▶ **TRY IT**: Every entry below is to be retyped exactly as it appears.

START DATASET EXTRACT

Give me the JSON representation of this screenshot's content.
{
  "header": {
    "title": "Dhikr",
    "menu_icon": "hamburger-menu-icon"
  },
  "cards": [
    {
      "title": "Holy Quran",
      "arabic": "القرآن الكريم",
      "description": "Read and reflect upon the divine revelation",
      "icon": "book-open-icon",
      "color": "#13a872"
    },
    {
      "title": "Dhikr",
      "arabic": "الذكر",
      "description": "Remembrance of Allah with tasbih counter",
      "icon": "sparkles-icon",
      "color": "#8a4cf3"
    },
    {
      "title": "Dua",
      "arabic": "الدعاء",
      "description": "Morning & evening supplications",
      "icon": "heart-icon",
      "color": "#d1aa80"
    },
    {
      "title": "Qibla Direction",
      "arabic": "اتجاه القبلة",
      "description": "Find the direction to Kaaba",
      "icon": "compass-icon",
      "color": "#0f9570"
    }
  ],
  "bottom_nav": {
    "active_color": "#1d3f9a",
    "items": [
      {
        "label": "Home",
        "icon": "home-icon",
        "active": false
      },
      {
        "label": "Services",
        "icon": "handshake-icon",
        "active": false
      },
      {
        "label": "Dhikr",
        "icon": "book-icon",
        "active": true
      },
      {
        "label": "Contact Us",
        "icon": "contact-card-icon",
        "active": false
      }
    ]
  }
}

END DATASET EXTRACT

▶ **REPLY TO THE EXERCISE**:
Give me the JSON representation of this screenshot's content.
{
  "header": {
    "title": "Dhikr",
    "menu_icon": "hamburger-menu-icon"
  },
  "cards": [
    {
      "title": "Holy Quran",
      "arabic": "القرآن الكريم",
      "description": "Read and reflect upon the divine revelation",
      "icon": "book-open-icon",
      "color": "#13a872"
    },
    {
      "title": "Dhikr",
      "arabic": "الذكر",
      "description": "Remembrance of Allah with tasbih counter",
      "icon": "sparkles-icon",
      "color": "#8a4cf3"
    },
    {
      "title": "Dua",
      "arabic": "الدعاء",
      "description": "Morning & evening supplications",
      "icon": "heart-icon",
      "color": "#d1aa80"
    },
    {
      "title": "Qibla Direction",
      "arabic": "اتجاه القبلة",
      "description": "Find the direction to Kaaba",
      "icon": "compass-icon",
      "color": "#0f9570"
    }
  ],
  "bottom_nav": {
    "active_color": "#1d3f9a",
    "items": [
      {
        "label": "Home",
        "icon": "home-icon",
        "active": false
      },
      {
        "label": "Services",
        "icon": "handshake-icon",
        "active": false
      },
      {
        "label": "Dhikr",
        "icon": "book-icon",
        "active": true
      },
      {
        "label": "Contact Us",
        "icon": "contact-card-icon",
        "active": false
      }
    ]
  }
}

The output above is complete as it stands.